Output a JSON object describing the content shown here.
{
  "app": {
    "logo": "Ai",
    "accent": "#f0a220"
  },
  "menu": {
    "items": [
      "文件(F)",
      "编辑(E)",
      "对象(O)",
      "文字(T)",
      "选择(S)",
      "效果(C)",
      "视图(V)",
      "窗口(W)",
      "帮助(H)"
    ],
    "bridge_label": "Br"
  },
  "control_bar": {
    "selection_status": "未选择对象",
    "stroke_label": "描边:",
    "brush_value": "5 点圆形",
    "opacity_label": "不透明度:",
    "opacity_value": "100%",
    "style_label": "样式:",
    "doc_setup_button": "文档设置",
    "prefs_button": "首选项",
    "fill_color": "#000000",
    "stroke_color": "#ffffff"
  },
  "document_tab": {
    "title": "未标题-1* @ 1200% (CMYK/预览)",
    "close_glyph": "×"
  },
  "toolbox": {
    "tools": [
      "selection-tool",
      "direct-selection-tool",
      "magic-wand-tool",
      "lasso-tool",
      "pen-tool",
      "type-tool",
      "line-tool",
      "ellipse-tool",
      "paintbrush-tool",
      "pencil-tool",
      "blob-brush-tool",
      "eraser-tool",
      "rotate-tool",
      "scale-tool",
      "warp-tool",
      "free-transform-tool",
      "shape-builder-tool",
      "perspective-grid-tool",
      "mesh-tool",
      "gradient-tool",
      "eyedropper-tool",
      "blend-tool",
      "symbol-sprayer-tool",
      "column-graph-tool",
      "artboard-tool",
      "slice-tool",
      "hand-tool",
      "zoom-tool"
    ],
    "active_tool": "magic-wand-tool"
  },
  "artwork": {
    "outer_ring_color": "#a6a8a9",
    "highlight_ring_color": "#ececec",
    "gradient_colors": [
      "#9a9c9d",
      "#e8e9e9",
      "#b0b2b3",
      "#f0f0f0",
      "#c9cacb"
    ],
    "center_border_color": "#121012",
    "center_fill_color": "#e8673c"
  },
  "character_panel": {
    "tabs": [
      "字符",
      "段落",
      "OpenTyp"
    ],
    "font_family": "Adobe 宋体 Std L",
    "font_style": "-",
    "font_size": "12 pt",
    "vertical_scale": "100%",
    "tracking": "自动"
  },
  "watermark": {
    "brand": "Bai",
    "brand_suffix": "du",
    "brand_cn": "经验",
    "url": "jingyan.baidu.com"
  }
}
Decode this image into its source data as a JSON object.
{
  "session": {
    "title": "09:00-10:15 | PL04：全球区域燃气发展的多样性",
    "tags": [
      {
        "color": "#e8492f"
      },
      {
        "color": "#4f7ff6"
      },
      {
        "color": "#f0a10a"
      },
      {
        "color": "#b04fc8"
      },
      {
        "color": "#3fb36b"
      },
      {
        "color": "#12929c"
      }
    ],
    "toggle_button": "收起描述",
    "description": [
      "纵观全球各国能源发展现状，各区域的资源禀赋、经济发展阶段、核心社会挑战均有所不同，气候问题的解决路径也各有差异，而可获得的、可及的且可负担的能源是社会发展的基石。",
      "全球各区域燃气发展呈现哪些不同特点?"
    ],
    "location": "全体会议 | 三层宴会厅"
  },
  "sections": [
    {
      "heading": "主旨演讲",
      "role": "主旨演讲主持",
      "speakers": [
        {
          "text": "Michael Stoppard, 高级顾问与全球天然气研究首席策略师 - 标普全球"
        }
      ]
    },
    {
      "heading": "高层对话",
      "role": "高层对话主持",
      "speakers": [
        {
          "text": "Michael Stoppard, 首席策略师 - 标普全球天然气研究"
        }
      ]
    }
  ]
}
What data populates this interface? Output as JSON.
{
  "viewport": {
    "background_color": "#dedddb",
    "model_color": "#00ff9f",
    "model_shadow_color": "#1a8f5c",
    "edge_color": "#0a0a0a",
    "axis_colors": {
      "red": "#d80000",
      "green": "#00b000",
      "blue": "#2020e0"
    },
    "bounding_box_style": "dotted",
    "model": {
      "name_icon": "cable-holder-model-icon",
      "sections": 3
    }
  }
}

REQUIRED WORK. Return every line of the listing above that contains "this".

RESPONSE AREA.
Decode this image into its source data as a JSON object.
What data populates this interface? Output as JSON.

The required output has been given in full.